> _What to produce_
The entries that follow must be given again exactly, with the pictures excluded.

··· Material for the task

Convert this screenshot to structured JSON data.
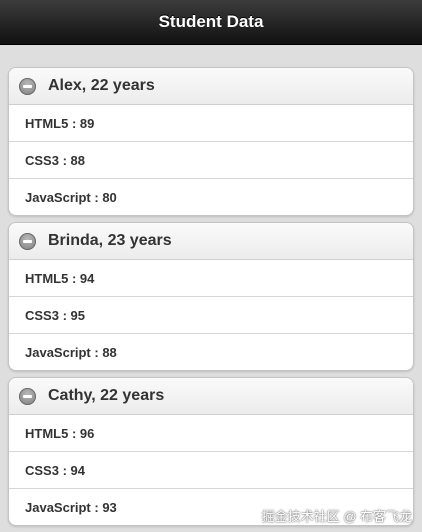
{
  "header": {
    "title": "Student Data"
  },
  "students": [
    {
      "title": "Alex, 22 years",
      "scores": [
        "HTML5 : 89",
        "CSS3 : 88",
        "JavaScript : 80"
      ]
    },
    {
      "title": "Brinda, 23 years",
      "scores": [
        "HTML5 : 94",
        "CSS3 : 95",
        "JavaScript : 88"
      ]
    },
    {
      "title": "Cathy, 22 years",
      "scores": [
        "HTML5 : 96",
        "CSS3 : 94",
        "JavaScript : 93"
      ]
    }
  ],
  "watermark": "掘金技术社区 @ 布客飞龙",
  "icons": {
    "collapse": "minus-icon"
  }
}
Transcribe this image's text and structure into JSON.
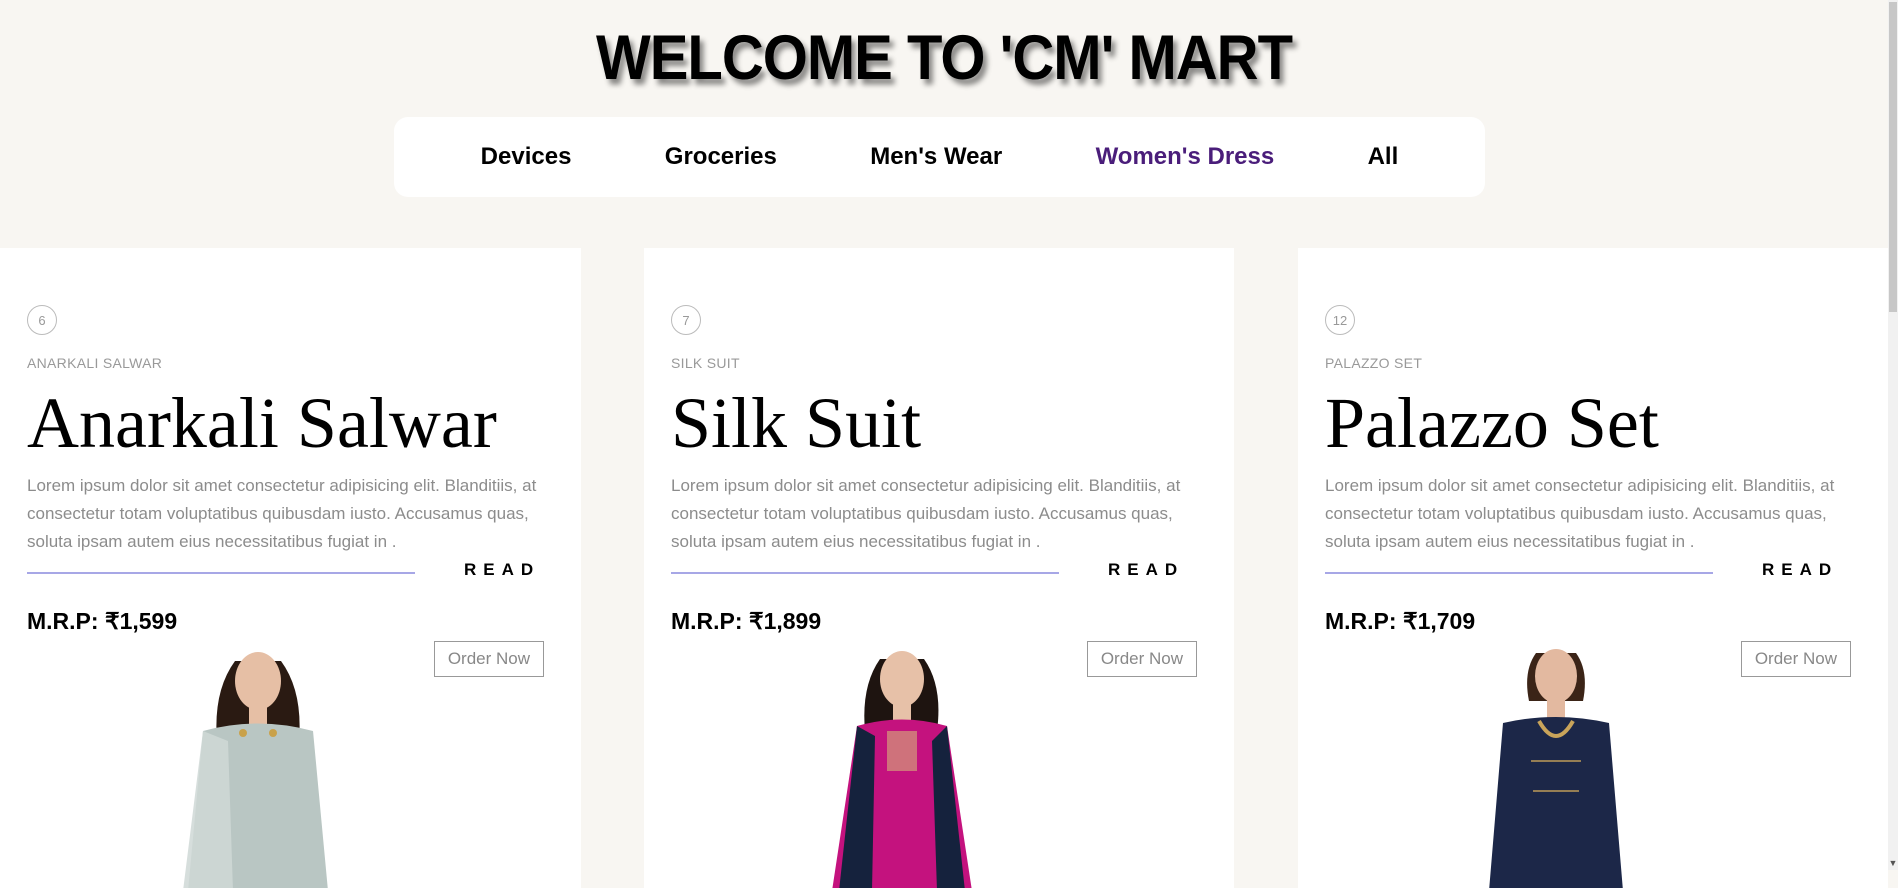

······

> _Task answer_
Convert this screenshot to structured JSON data.
{
  "header": {
    "title": "Student Data"
  },
  "students": [
    {
      "title": "Alex, 22 years",
      "scores": [
        "HTML5 : 89",
        "CSS3 : 88",
        "JavaScript : 80"
      ]
    },
    {
      "title": "Brinda, 23 years",
      "scores": [
        "HTML5 : 94",
        "CSS3 : 95",
        "JavaScript : 88"
      ]
    },
    {
      "title": "Cathy, 22 years",
      "scores": [
        "HTML5 : 96",
        "CSS3 : 94",
        "JavaScript : 93"
      ]
    }
  ],
  "watermark": "掘金技术社区 @ 布客飞龙",
  "icons": {
    "collapse": "minus-icon"
  }
}
Transcribe this image's text and structure into JSON.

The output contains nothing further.